It was a challenging stance to take but it paved the way for what he has been focusing on ever since he sold Celtel in 2005 — a transparency index of Africa, in conjunction with a hefty annual prize for African leaders who prove their integrity through actions, not words.

“After I sold Celtel, I wanted to focus on investing back in Africa, because that is where Celtel made its money,” 70-year-old Ibrahim recalls over the phone from Monaco, his home for half of the year. “I wanted to achieve the maximum impact with whatever limited resources I had. And, I thought, the major issue in Africa is leadership and governance. Governance is about building institutions, establishing rule of law and delivery of that basket of public goods in areas of law, education, infrastructure, jobs, transparency and sound management of public finances. That led us to establish the Ibrahim Index of Governance in Africa to research and publish annually a scorecard for each and every country. As for leadership, we started with the obvious thing, which was our Annual Prize for Leadership."

Worth many multiples of the Nobel Prize, the Mo Ibrahim Prize for Achievement in African Leadership offers a former African executive head of state or a government US$5 million over 10 years, plus US$200,000 a year for life thereafter.

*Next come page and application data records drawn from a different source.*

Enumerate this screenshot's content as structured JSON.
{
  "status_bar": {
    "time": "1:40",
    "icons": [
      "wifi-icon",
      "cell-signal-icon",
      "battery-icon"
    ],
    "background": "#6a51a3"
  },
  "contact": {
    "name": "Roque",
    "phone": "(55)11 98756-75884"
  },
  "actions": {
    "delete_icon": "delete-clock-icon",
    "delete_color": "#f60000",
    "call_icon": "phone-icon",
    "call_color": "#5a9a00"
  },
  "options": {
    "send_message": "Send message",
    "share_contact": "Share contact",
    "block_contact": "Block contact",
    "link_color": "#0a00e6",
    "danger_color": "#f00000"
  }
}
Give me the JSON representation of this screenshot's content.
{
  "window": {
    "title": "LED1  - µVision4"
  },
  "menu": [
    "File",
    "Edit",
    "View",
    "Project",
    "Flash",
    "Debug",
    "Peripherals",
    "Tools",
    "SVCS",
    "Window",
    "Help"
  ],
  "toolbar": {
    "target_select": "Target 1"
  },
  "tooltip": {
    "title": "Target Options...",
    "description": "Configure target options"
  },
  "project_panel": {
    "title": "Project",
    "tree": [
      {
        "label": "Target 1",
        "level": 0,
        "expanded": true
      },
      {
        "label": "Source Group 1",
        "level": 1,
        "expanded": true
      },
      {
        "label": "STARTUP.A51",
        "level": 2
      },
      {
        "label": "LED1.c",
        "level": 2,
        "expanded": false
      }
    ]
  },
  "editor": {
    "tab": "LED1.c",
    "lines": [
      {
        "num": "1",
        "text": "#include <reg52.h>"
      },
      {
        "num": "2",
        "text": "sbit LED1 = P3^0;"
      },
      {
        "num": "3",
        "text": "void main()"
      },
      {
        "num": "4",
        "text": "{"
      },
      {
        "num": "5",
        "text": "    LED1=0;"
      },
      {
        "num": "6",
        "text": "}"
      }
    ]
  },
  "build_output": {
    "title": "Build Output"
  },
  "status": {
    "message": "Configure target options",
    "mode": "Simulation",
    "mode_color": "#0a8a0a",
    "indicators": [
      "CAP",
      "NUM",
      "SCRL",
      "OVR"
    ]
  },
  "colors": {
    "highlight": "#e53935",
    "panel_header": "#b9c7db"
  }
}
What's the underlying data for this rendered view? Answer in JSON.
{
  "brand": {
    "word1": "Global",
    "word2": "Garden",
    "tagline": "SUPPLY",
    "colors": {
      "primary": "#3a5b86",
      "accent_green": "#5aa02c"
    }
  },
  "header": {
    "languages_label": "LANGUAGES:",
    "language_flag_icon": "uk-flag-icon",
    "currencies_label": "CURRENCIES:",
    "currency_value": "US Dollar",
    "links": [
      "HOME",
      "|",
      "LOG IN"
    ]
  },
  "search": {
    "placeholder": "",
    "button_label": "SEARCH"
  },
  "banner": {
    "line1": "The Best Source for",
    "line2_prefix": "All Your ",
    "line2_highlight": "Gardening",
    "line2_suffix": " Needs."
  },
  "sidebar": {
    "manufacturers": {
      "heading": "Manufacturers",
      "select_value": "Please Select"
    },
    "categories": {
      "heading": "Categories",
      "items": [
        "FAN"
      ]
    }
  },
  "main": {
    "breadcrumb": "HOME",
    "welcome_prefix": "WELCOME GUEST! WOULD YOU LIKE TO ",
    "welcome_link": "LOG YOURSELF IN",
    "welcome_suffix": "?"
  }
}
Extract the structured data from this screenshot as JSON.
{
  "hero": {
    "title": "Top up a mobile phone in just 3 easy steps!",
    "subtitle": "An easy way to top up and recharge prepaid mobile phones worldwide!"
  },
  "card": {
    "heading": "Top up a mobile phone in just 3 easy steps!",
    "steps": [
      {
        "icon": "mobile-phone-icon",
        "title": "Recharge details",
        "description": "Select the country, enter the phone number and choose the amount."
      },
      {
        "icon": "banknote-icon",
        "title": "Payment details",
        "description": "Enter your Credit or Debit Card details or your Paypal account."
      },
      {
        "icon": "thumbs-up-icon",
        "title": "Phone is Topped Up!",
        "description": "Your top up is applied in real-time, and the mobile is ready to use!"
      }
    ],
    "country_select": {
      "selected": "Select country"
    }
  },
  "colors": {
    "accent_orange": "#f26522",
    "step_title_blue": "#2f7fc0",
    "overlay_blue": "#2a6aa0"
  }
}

Importantly, if the Ibrahim Prize Committee does not consider anyone worthy that year, it will withhold it. In 2009, 2010, 2012, 2013 and 2015 the Prize Committee, after in-depth review, did not select a winner.

“Initially people reacted with suspicion. They wondered if I am trying to get myself elected somewhere; did I have economic interests; or am I after oil or gas or mining concessions? But you gain credibility with time. We have no agenda except to improve things in Africa. Now most African governments voluntarily engage with us,” he says.

The sizeable prize is a useful tool, reckons Ibrahim, to get African people talking about the importance of democratic leadership. “The prize brought the issue of leadership to the conversation over dinner in African homes. It raises the question — why did my president not win the prize? What is their president doing so well?”

But a prize only goes so far. It can be tough to fix a problem without measuring it first. So ‘big data’ was the next step to shining light on the good and bad bits of African leadership with the Ibrahim Index of Governance in Africa. This put information into the public domain like never before. “Civil society is growing stronger now everyone has a phone or is on the Internet. Information is a good thing,” says Ibrahim.

The index judges each of the 54 African countries through 94 parameters within four categories: safety and rule of law; participation and human rights; sustainable economic opportunity; and human development. It’s the index’s 10th anniversary and, after a decade of relative transparency, Ibrahim is disappointed. Nearly two-thirds of Africans live in a country in which safety and rule of law has deteriorated over the last 10 years, according to the index. Corruption is estimated to still cost Africa an estimated US$148 billion annually. “We can do better than that,” Ibrahim was quoted as saying when the latest report was released.

Why has Africa stagnated, despite all his best efforts, as well as all the other millions in aid and support that has been channelled into the continent? Ibrahim is a realist. “The problem is not just an African phenomenon — look around us in the world. There are social tensions, seclusions, international discourse is moving towards violence and aggression. Look at the US elections; look at the rise of illiberal governments in the heart of Europe; look at the Middle East. There are a lot of issues dividing us and we lack decent statesmanship around the world; Africa is not so separated. Frankly, we are living in dangerous times.”

The biggest opportunity by far for Africa, says Ibrahim, lies in its young people. “We have a tsunami of young people coming. We need a better education system, they need skills focused on the jobs market. If we do that we have a fantastic future. On the other hand, if we fail to do that and we end up with a large number of unemployed young people, this is a global time bomb for everyone, not just Africa.”

Ultimately though, Ibrahim believes that the future of Africa lies in the hands of Africans themselves. “You can’t import reform — it has to come from within."